╭─ TASK DATA
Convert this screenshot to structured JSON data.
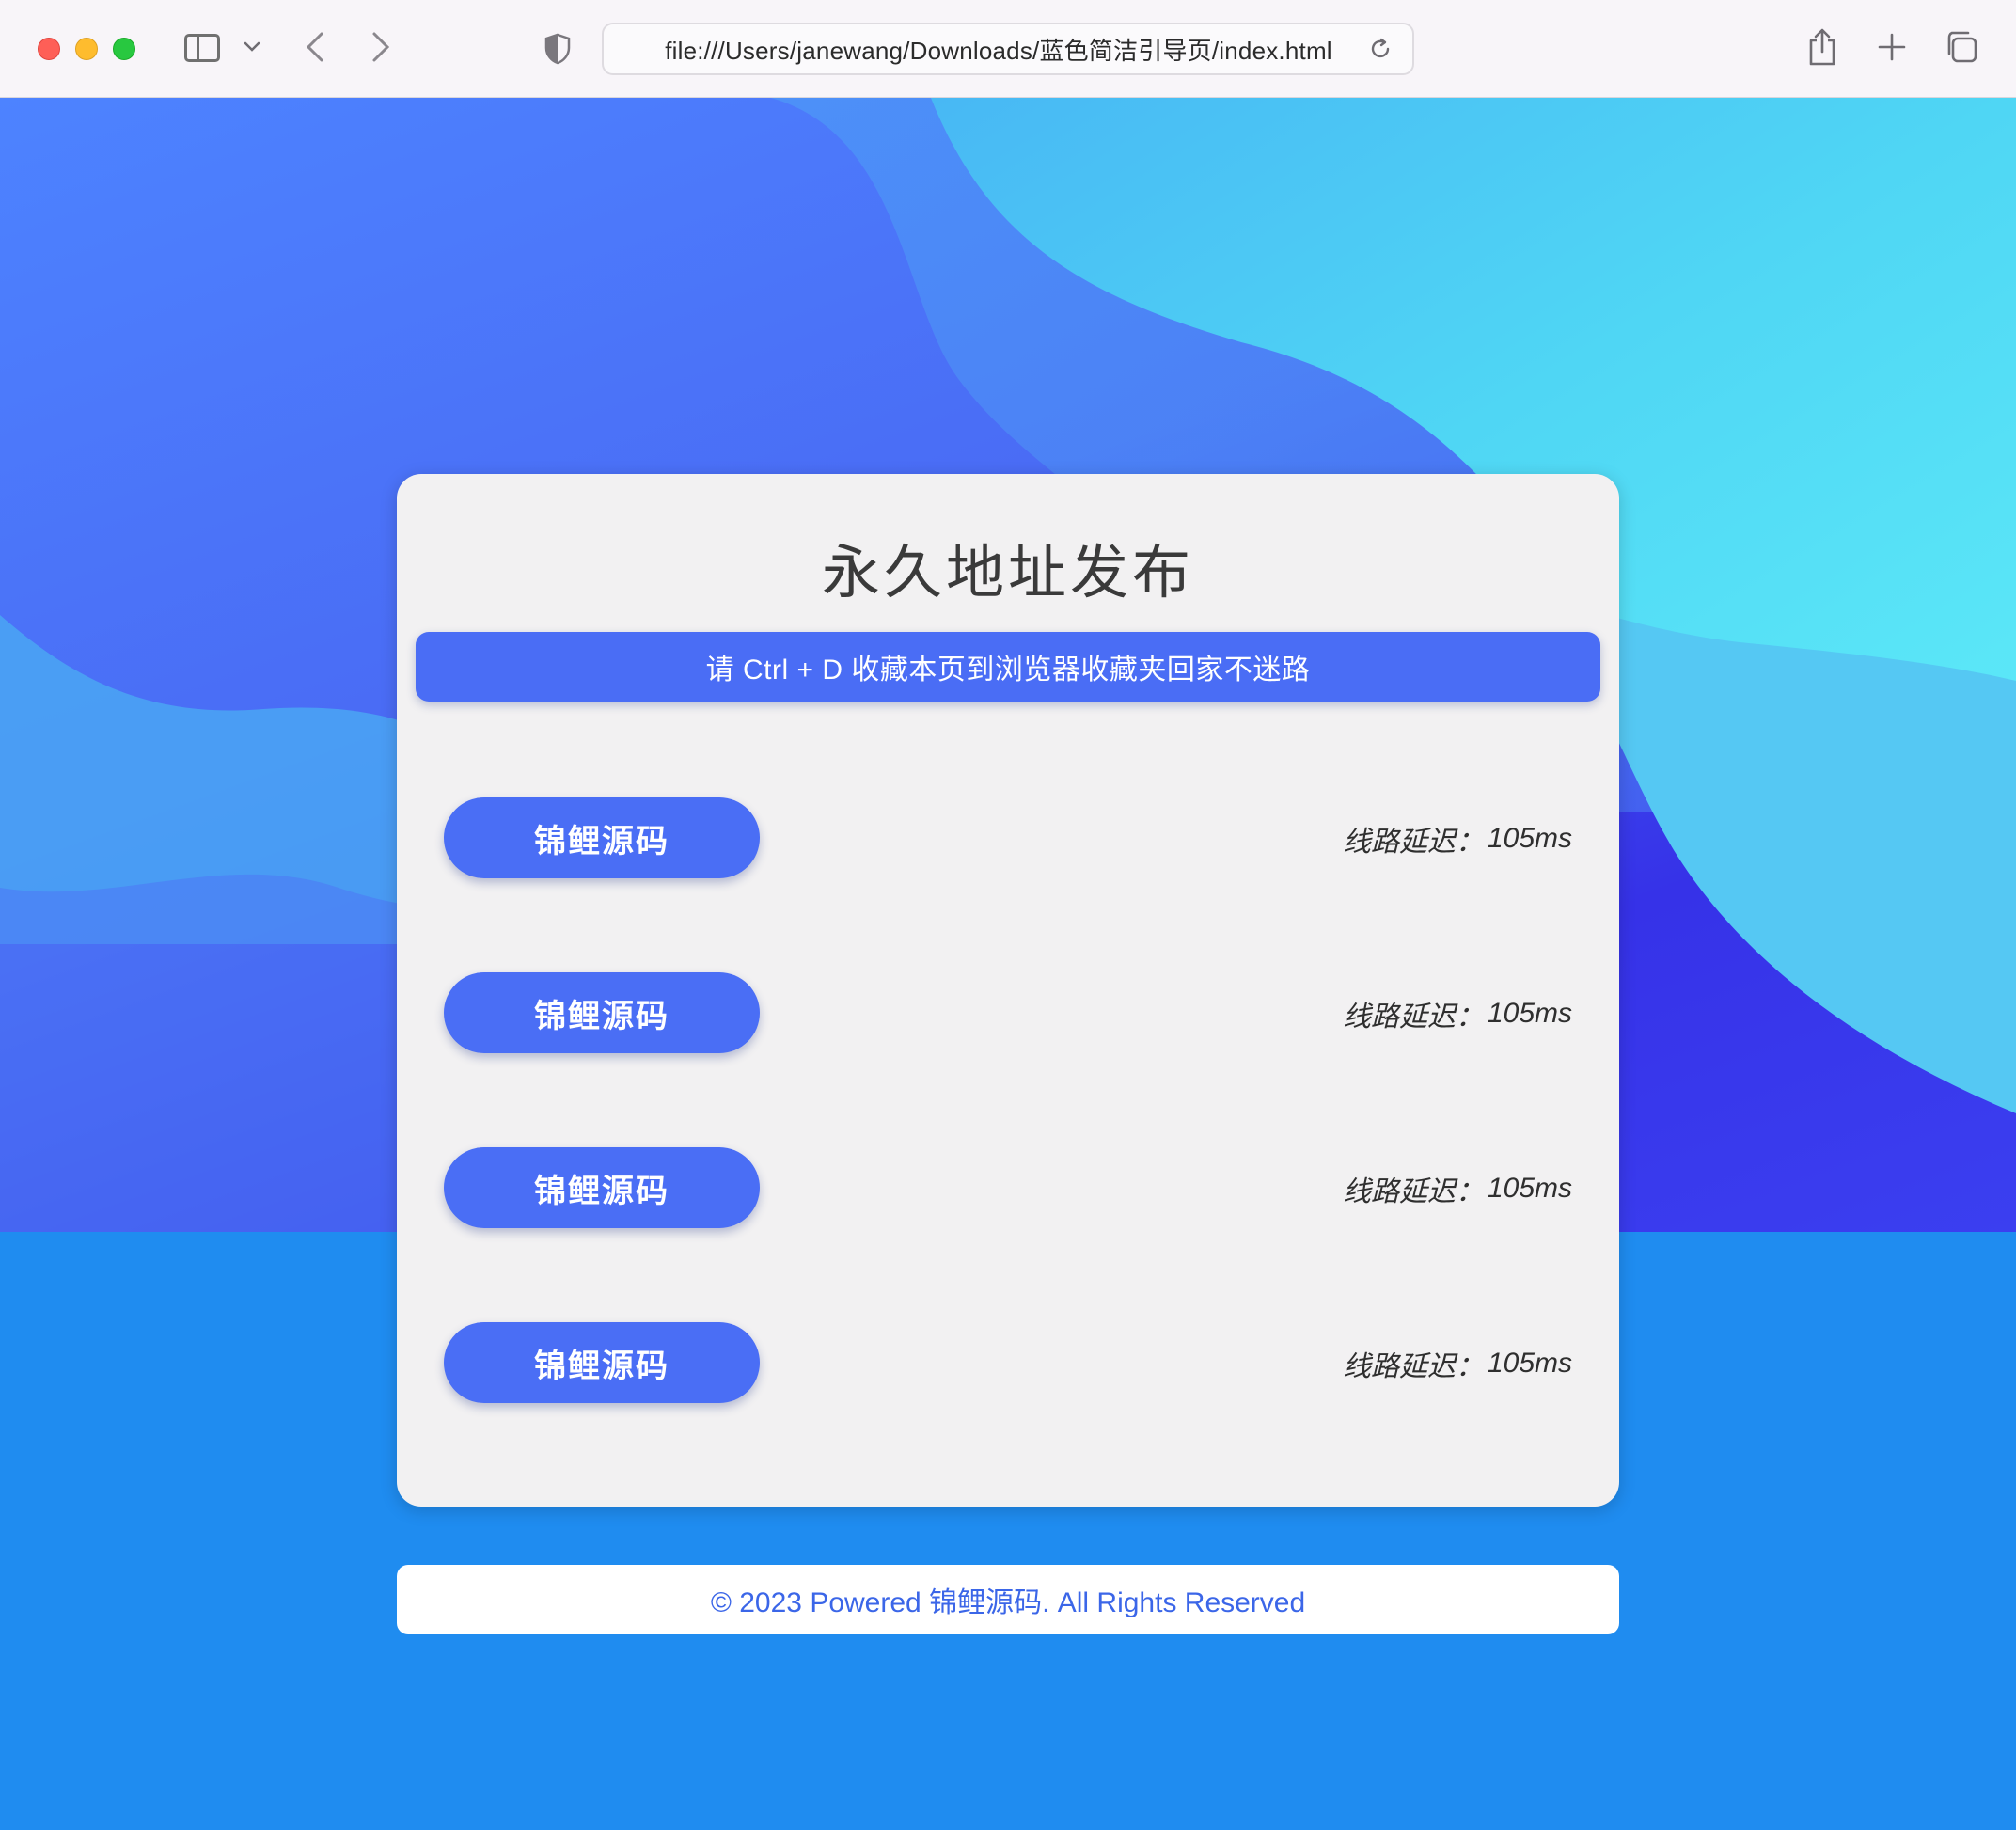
{
  "browser": {
    "url": "file:///Users/janewang/Downloads/蓝色简洁引导页/index.html"
  },
  "page": {
    "title": "永久地址发布",
    "notice": "请 Ctrl + D 收藏本页到浏览器收藏夹回家不迷路",
    "links": [
      {
        "label": "锦鲤源码",
        "latency_label": "线路延迟：",
        "latency_value": "105ms"
      },
      {
        "label": "锦鲤源码",
        "latency_label": "线路延迟：",
        "latency_value": "105ms"
      },
      {
        "label": "锦鲤源码",
        "latency_label": "线路延迟：",
        "latency_value": "105ms"
      },
      {
        "label": "锦鲤源码",
        "latency_label": "线路延迟：",
        "latency_value": "105ms"
      }
    ],
    "footer": "© 2023 Powered 锦鲤源码. All Rights Reserved"
  },
  "colors": {
    "accent": "#4a6ef5",
    "footer_text": "#3b66e8",
    "card_bg": "#f2f1f2"
  }
}
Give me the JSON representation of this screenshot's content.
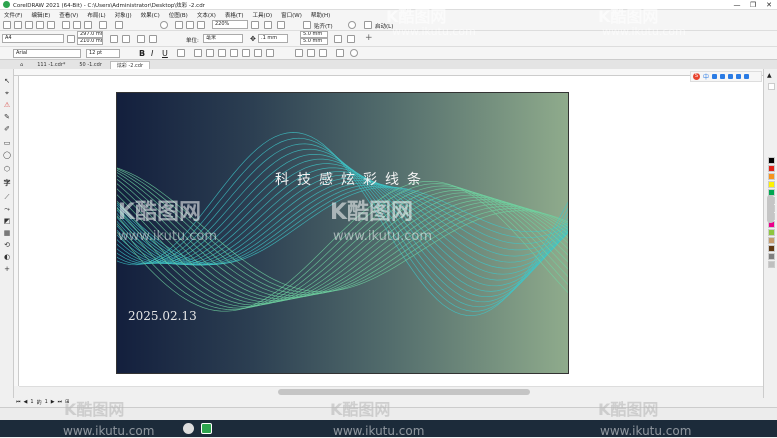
{
  "window": {
    "title": "CorelDRAW 2021 (64-Bit) - C:\\Users\\Administrator\\Desktop\\炫彩 -2.cdr",
    "controls": [
      "—",
      "❐",
      "✕"
    ]
  },
  "menu": [
    "文件(F)",
    "编辑(E)",
    "查看(V)",
    "布局(L)",
    "对象(J)",
    "效果(C)",
    "位图(B)",
    "文本(X)",
    "表格(T)",
    "工具(O)",
    "窗口(W)",
    "帮助(H)"
  ],
  "toolbar": {
    "zoom": "220%",
    "snap_label": "贴齐(T)",
    "launch_label": "启动(L)",
    "page_size": "A4",
    "width": "297.0 mm",
    "height": "210.0 mm",
    "units_label": "单位:",
    "units": "毫米",
    "nudge": ".1 mm",
    "dup_x": "5.0 mm",
    "dup_y": "5.0 mm"
  },
  "textbar": {
    "font": "Arial",
    "size": "12 pt"
  },
  "tabs": [
    {
      "label": "111 -1.cdr*",
      "active": false
    },
    {
      "label": "50 -1.cdr",
      "active": false
    },
    {
      "label": "炫彩 -2.cdr",
      "active": true
    }
  ],
  "artwork": {
    "title": "科技感炫彩线条",
    "date": "2025.02.13",
    "gradient_colors": [
      "#131f3d",
      "#2c3f52",
      "#526c6c",
      "#8fab8c"
    ],
    "line_colors": [
      "#3fc5c8",
      "#6fd3a0"
    ]
  },
  "watermarks": {
    "logo": "K酷图网",
    "url": "www.ikutu.com"
  },
  "page_nav": {
    "current": "1",
    "of": "的",
    "total": "1"
  },
  "palette_colors": [
    "#ffffff",
    "#000000",
    "#e2231a",
    "#f7941d",
    "#fff200",
    "#00a651",
    "#00aeef",
    "#2e3192",
    "#92278f",
    "#ec008c",
    "#8dc63f",
    "#c69c6d",
    "#603913",
    "#7f7f7f",
    "#bfbfbf"
  ],
  "taskbar_icon_colors": [
    "#2da44e",
    "#4a90d9"
  ]
}
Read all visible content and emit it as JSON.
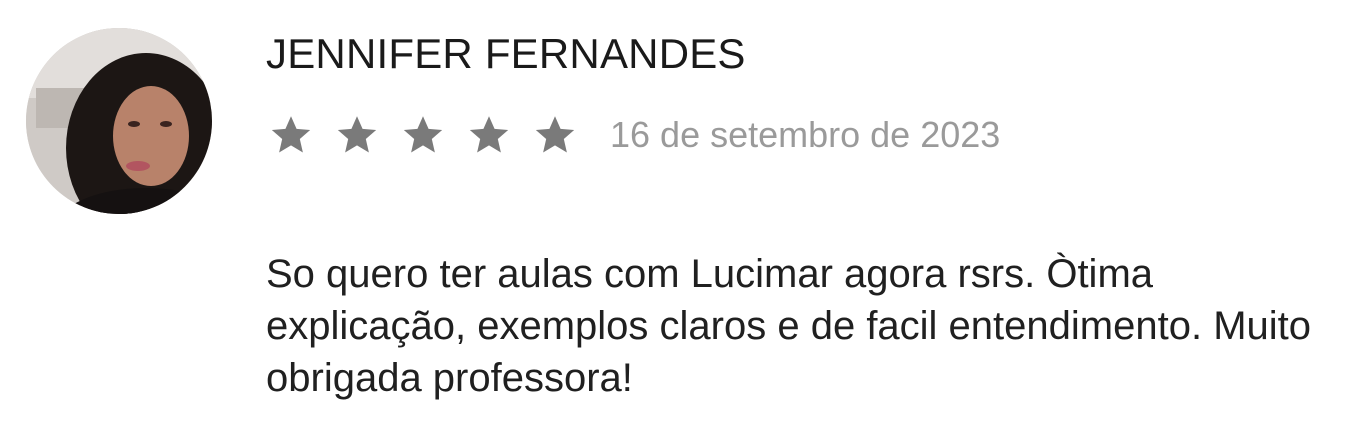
{
  "review": {
    "author": "JENNIFER FERNANDES",
    "rating": 5,
    "rating_max": 5,
    "date": "16 de setembro de 2023",
    "text": "So quero ter aulas com Lucimar agora rsrs. Òtima explicação, exemplos claros e de facil entendimento. Muito obrigada professora!"
  },
  "colors": {
    "star": "#7a7a7a",
    "name": "#1a1a1a",
    "date": "#9a9a9a",
    "text": "#202020"
  },
  "icons": {
    "star": "star-icon",
    "avatar": "avatar"
  }
}
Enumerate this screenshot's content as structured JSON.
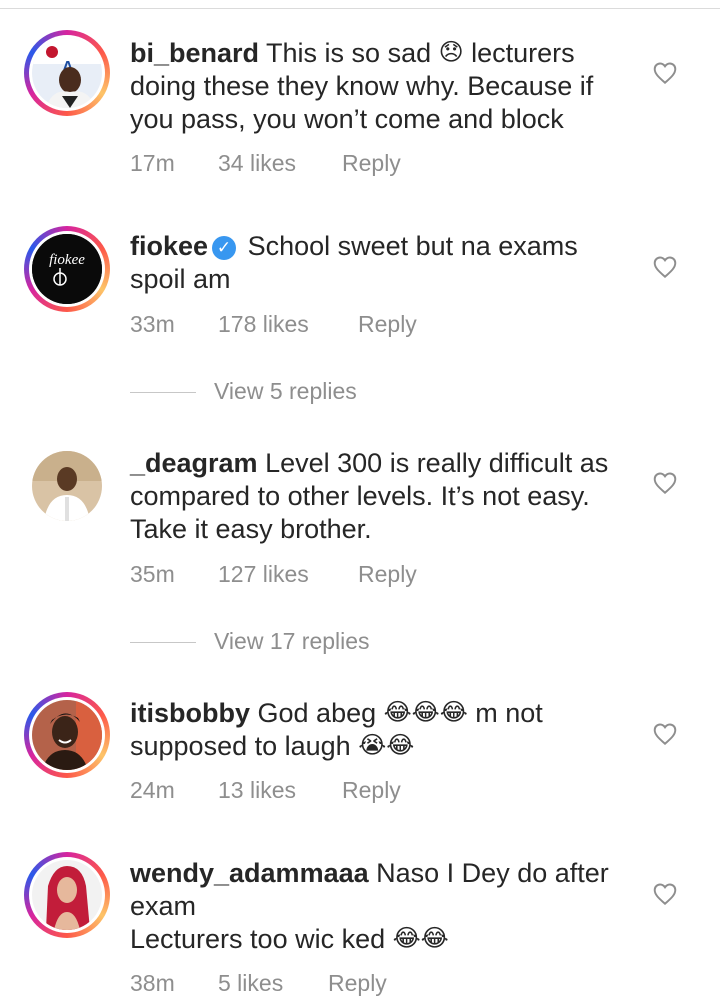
{
  "comments": [
    {
      "username": "bi_benard",
      "text_parts": [
        "This is so sad ",
        " lecturers doing these they know why. Because if you pass, you won’t come and block"
      ],
      "emoji": "😞",
      "time": "17m",
      "likes": "34 likes",
      "reply": "Reply"
    },
    {
      "username": "fiokee",
      "verified": true,
      "avatar_text": "fiokee",
      "text": "School sweet but na exams spoil am",
      "time": "33m",
      "likes": "178 likes",
      "reply": "Reply",
      "view_replies": "View 5 replies"
    },
    {
      "username": "_deagram",
      "text": "Level 300 is really difficult as compared to other levels. It’s not easy. Take it easy brother.",
      "time": "35m",
      "likes": "127 likes",
      "reply": "Reply",
      "view_replies": "View 17 replies"
    },
    {
      "username": "itisbobby",
      "text_parts": [
        "God abeg ",
        " m not supposed to laugh "
      ],
      "emoji_a": "😂😂😂",
      "emoji_b": "😭😂",
      "time": "24m",
      "likes": "13 likes",
      "reply": "Reply"
    },
    {
      "username": "wendy_adammaaa",
      "text_line1": "Naso I Dey do after exam",
      "text_line2": "Lecturers too wic ked ",
      "emoji": "😂😂",
      "time": "38m",
      "likes": "5 likes",
      "reply": "Reply"
    }
  ],
  "icons": {
    "like": "heart-outline-icon"
  },
  "colors": {
    "text": "#262626",
    "meta": "#8e8e8e",
    "verified": "#3897f0"
  }
}
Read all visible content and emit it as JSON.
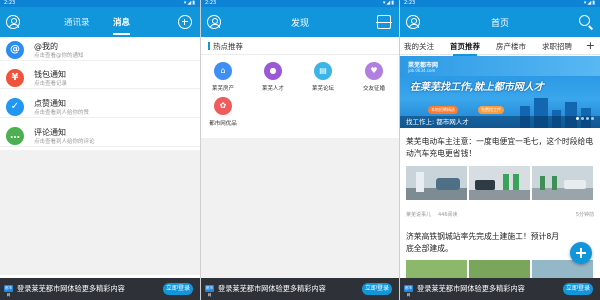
{
  "status": {
    "time": "2:23"
  },
  "messages_screen": {
    "tabs": [
      "通讯录",
      "消息"
    ],
    "items": [
      {
        "icon": "at-icon",
        "title": "@我的",
        "subtitle": "点击查看@你的通知",
        "color": "#2d8cf0"
      },
      {
        "icon": "wallet-icon",
        "title": "钱包通知",
        "subtitle": "点击查看记录",
        "color": "#f0533c"
      },
      {
        "icon": "thumbs-up-icon",
        "title": "点赞通知",
        "subtitle": "点击查看到人给你的赞",
        "color": "#2196f3"
      },
      {
        "icon": "comment-icon",
        "title": "评论通知",
        "subtitle": "点击查看到人给你的评论",
        "color": "#4caf50"
      }
    ]
  },
  "discover_screen": {
    "title": "发现",
    "section_title": "热点推荐",
    "items": [
      {
        "label": "莱芜房产",
        "icon": "house-icon",
        "color": "#3d8ef5"
      },
      {
        "label": "莱芜人才",
        "icon": "person-icon",
        "color": "#9b59d6"
      },
      {
        "label": "莱芜论坛",
        "icon": "forum-icon",
        "color": "#3bb4e8"
      },
      {
        "label": "交友征婚",
        "icon": "heart-icon",
        "color": "#b07fe0"
      },
      {
        "label": "都市网优品",
        "icon": "shop-icon",
        "color": "#f05b5b"
      }
    ]
  },
  "home_screen": {
    "title": "首页",
    "categories": [
      "我的关注",
      "首页推荐",
      "房产楼市",
      "求职招聘"
    ],
    "banner": {
      "logo": "莱芜都市网",
      "logo_sub": "job.0634.com",
      "headline": "在莱芜找工作,就上都市网人才",
      "tags": [
        "本地招聘精选",
        "免费找工作"
      ],
      "caption": "找工作上: 都市网人才"
    },
    "news": [
      {
        "title": "莱芜电动车主注意：一度电便宜一毛七，这个时段给电动汽车充电更省钱！",
        "source": "莱芜说事儿",
        "reads": "446阅读",
        "time": "5分钟前"
      },
      {
        "title": "济莱高铁钢城站率先完成土建施工！预计8月底全部建成。"
      }
    ]
  },
  "login_banner": {
    "logo": "都市网",
    "text": "登录莱芜都市网体验更多精彩内容",
    "button": "立即登录"
  }
}
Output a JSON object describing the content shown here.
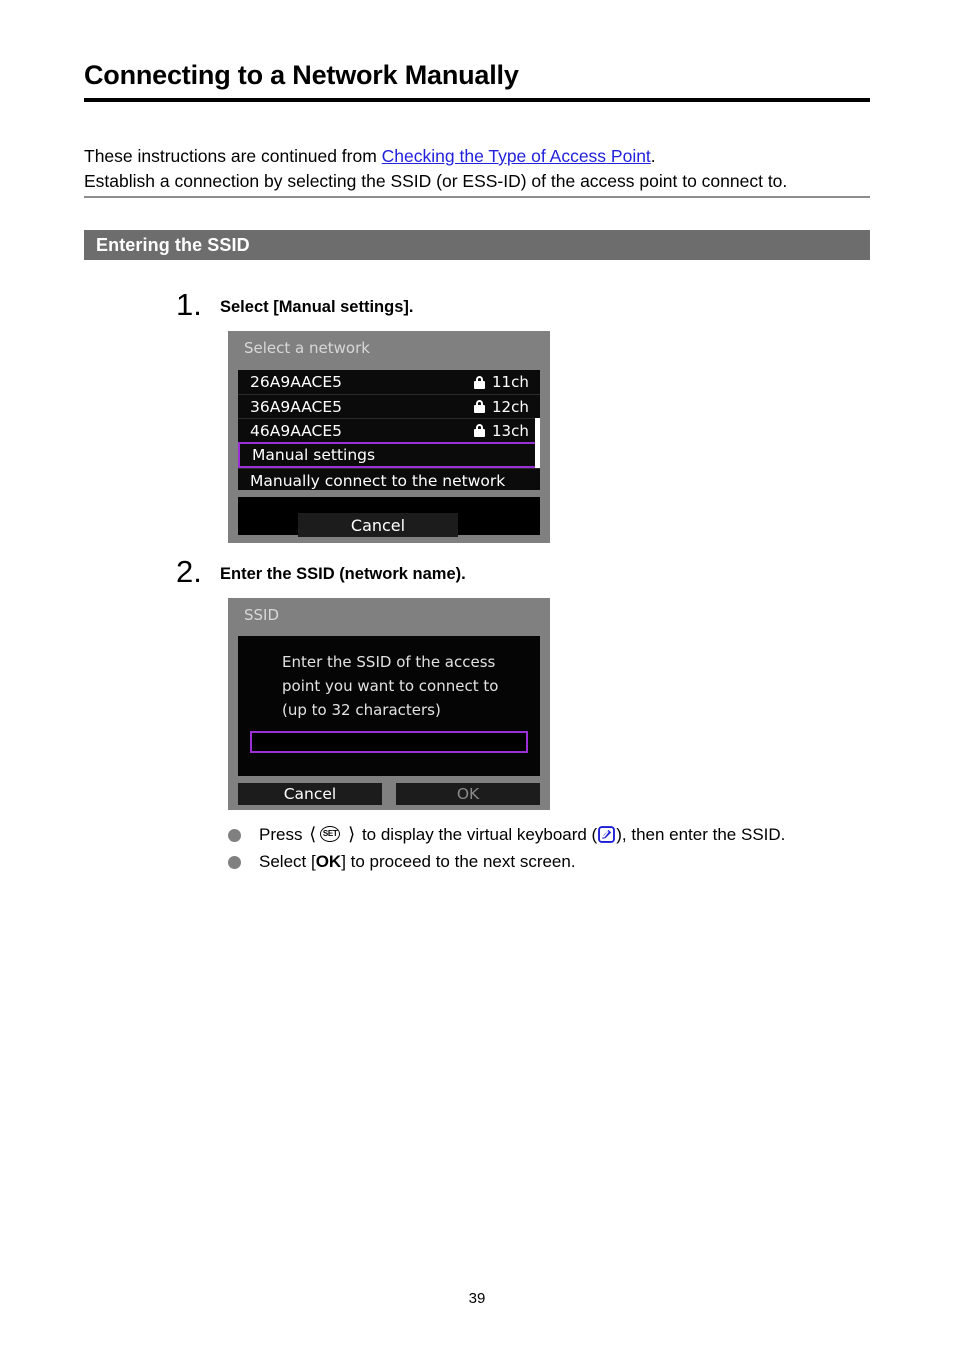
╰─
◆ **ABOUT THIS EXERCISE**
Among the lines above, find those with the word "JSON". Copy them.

◆ **TASK SOLUTION**
Convert this screenshot to structured JSON data.
Give me the JSON representation of this screenshot's content.
Read all visible content and emit it as JSON.
Enumerate this screenshot's content as structured JSON.
Read all visible content and emit it as JSON.
Output a JSON object describing the content shown here.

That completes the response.